I can see where someone who would be utilizing a trailer all the time could just design a bike and integrate the bike power to a battery system that integrated solar. That's not where the buyers of ebikes are going, right now. But solar has just gotten so cheap that the kinds of power that any ebike uses represents a rather tiny investment in solar panels. What you can't do is easily keep the panels in the sun. You basically need a real trailer to carry the panels, because of the size, but if you can carry them, the sun will provide the power, at least while parked. For $400 buy two 100W panels (the heavy kind), a basic charge controller, a 500 W inverter, and a 30 AH AGM battery. You have to figure out how to carry it. The lighter panels add $250.

A lot of this stuff is more complicated because there are more sophisticated options. For example, to charge a 12V battery from a solar panel you can either just clamp the voltage and protect the battery from too much voltage from the panel. Or you can use a MPPT controller that converts the voltage down to a safe charging voltage, conserving the overall watts from the panel. People don't need to know 'too much' but there are a lot of paths to the same goal of solar charging and creating 120VAC from a 12V DC battery.

I'm not real sure about riding the bike and charging the battery on the bike at the same time. You'd have to ask...
 

Court

Administrator
Staff member
Awesome information @George S., thanks for taking the time to help explain this to me. Admittedly it's still a bit foggy with so many options but this is a start if I or anyone else decides to pursue solar charging electric bike batteries :)
 

FitzChivalry

Active Member
BikesAtWork was specifically recommended by Practical Cycle, where I bought my City Commuter, when I asked about doing a Burley Travoy (which they didn't recommend due to needing special hardware to hook it up). I'm definitely interested in getting one of these someday.
 

Ravi Kempaiah

Well-Known Member
I noticed this heavy duty bike trailer on LifeEdited. If you figure a normal rider is putting out 100 watts (no athlete), that's actually OK with a trailer that easily handles 300 pounds, but only on a flat. It's manageable, costing maybe 3 mph.
On a 5% grade, 100 watts output from a rider is like, uh, fuggedaboutit. Not fast enough to stay stable. On the other hand, the typical ebike in the US is around 500 watts. Add those 500 watts to the 100 watts from the rider, and you can get up the hill closer to 10 mph, a decent pace.

View attachment 1417
Basically, you could bring home a washer or a refrigerator. The site shows some interesting uses, and there are several models.

George,

How is your health?
I hope you're getting better.
 

George S.

Well-Known Member
George,

How is your health?
I hope you're getting better.

Hi Ravi,

Thanks for asking. Been doing better with the lung efficiency. It's nice to have an e-bike with a throttle to use as a scooter. E-bikes can be very therapeutic because you are out there in the world and you can avoid doing anything that would be a strain. So much of being really sick is that the world gets small and closes in around you.

I've carried an oxygen tank, which is safer if I want to get a work-out. But overall I can stay off the oxygen during the days and hope to get off it entirely.
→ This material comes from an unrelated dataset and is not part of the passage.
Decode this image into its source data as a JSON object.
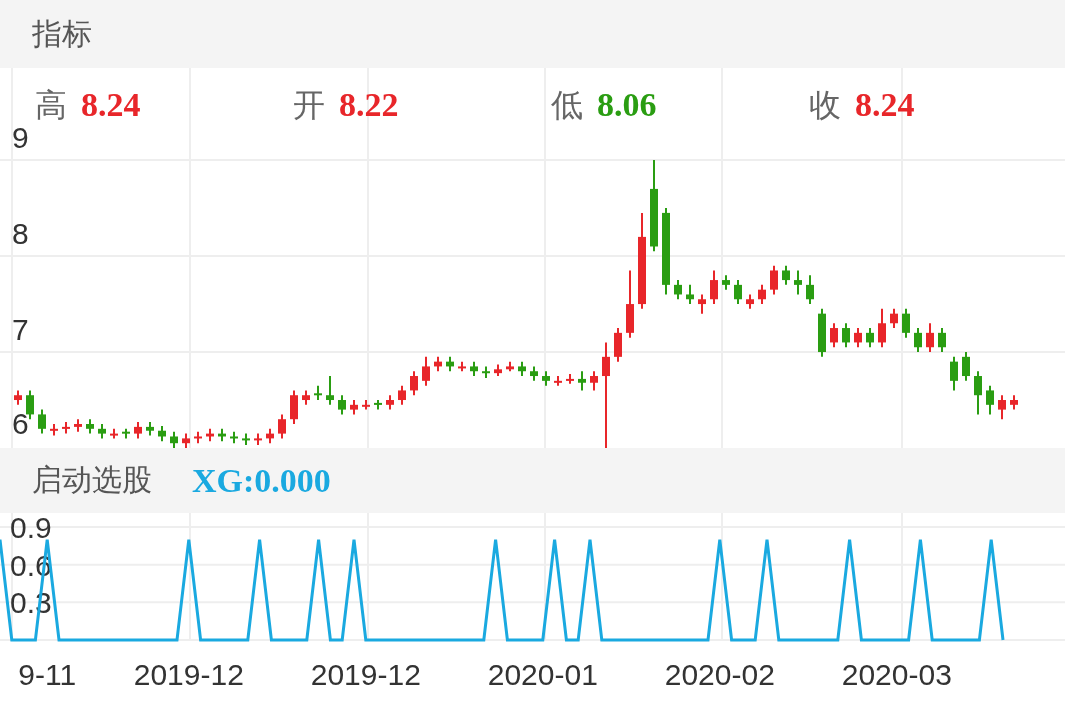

The mile high altitude is a constraint.

I wish I could find a group ride because I know some of the regular bikers are a bit hostile to ebikes. I figure they would cut some slack for the poor guy with an oxygen tank and cannula.

Warmest regards,

George